## [WORK INSTRUCTION]
No pictures are to be included when the entries below are reproduced exactly.

## [DATA FOR ANALYSIS]
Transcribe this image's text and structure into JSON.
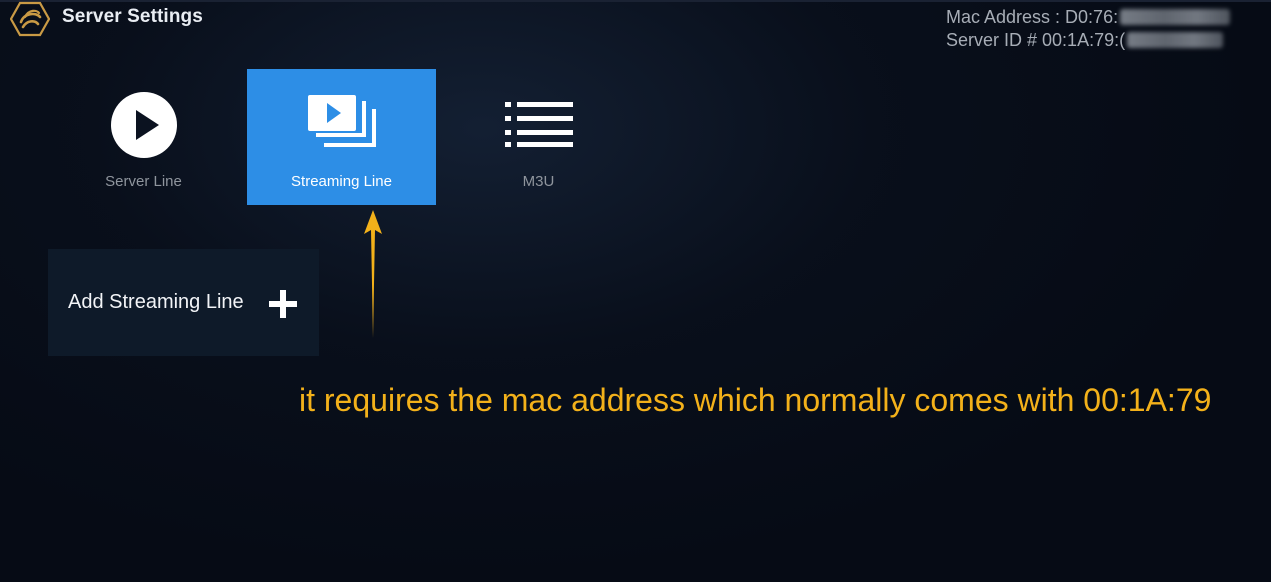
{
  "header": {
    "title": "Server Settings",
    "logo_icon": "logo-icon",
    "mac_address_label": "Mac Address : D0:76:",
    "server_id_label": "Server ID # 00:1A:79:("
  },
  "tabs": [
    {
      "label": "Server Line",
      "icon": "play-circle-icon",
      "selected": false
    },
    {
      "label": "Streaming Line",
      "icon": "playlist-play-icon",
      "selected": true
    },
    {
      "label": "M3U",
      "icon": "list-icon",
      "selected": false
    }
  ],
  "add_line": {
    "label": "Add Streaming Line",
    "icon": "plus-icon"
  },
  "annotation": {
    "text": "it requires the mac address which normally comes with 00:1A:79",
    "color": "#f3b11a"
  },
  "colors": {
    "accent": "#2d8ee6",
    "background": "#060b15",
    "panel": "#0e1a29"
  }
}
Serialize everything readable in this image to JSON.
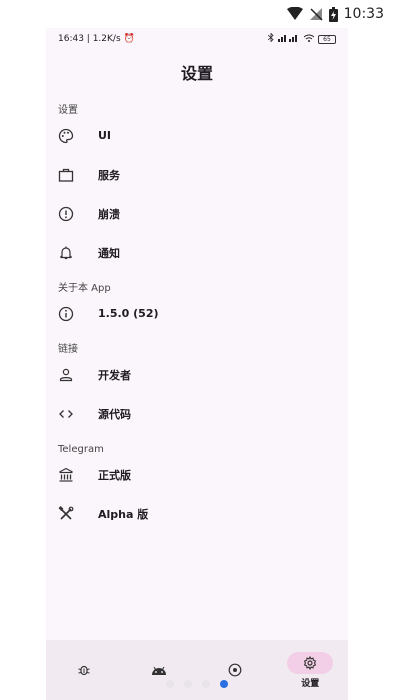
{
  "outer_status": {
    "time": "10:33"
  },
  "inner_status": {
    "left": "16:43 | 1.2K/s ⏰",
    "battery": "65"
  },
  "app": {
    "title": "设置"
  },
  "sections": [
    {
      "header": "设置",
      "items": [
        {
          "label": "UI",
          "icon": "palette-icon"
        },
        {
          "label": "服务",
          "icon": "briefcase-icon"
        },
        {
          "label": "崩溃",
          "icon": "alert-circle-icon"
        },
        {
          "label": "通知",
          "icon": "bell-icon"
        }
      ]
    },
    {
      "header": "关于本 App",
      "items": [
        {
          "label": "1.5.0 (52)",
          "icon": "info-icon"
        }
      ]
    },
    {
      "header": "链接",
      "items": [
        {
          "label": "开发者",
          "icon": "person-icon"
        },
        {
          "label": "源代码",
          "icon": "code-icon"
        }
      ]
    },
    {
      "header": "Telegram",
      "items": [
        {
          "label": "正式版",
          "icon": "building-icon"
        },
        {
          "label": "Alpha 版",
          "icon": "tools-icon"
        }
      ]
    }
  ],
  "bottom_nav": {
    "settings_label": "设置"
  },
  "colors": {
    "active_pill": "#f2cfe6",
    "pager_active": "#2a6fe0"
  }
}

## [RESPONSE TO THIS TASK]
Transcribe this image's text and structure into JSON.
{
  "header": {
    "title": "Server Settings",
    "logo_icon": "logo-icon",
    "mac_address_label": "Mac Address : D0:76:",
    "server_id_label": "Server ID # 00:1A:79:("
  },
  "tabs": [
    {
      "label": "Server Line",
      "icon": "play-circle-icon",
      "selected": false
    },
    {
      "label": "Streaming Line",
      "icon": "playlist-play-icon",
      "selected": true
    },
    {
      "label": "M3U",
      "icon": "list-icon",
      "selected": false
    }
  ],
  "add_line": {
    "label": "Add Streaming Line",
    "icon": "plus-icon"
  },
  "annotation": {
    "text": "it requires the mac address which normally comes with 00:1A:79",
    "color": "#f3b11a"
  },
  "colors": {
    "accent": "#2d8ee6",
    "background": "#060b15",
    "panel": "#0e1a29"
  }
}
Serialize everything readable in this image to JSON.
{
  "outer_status": {
    "time": "10:33"
  },
  "inner_status": {
    "left": "16:43 | 1.2K/s ⏰",
    "battery": "65"
  },
  "app": {
    "title": "设置"
  },
  "sections": [
    {
      "header": "设置",
      "items": [
        {
          "label": "UI",
          "icon": "palette-icon"
        },
        {
          "label": "服务",
          "icon": "briefcase-icon"
        },
        {
          "label": "崩溃",
          "icon": "alert-circle-icon"
        },
        {
          "label": "通知",
          "icon": "bell-icon"
        }
      ]
    },
    {
      "header": "关于本 App",
      "items": [
        {
          "label": "1.5.0 (52)",
          "icon": "info-icon"
        }
      ]
    },
    {
      "header": "链接",
      "items": [
        {
          "label": "开发者",
          "icon": "person-icon"
        },
        {
          "label": "源代码",
          "icon": "code-icon"
        }
      ]
    },
    {
      "header": "Telegram",
      "items": [
        {
          "label": "正式版",
          "icon": "building-icon"
        },
        {
          "label": "Alpha 版",
          "icon": "tools-icon"
        }
      ]
    }
  ],
  "bottom_nav": {
    "settings_label": "设置"
  },
  "colors": {
    "active_pill": "#f2cfe6",
    "pager_active": "#2a6fe0"
  }
}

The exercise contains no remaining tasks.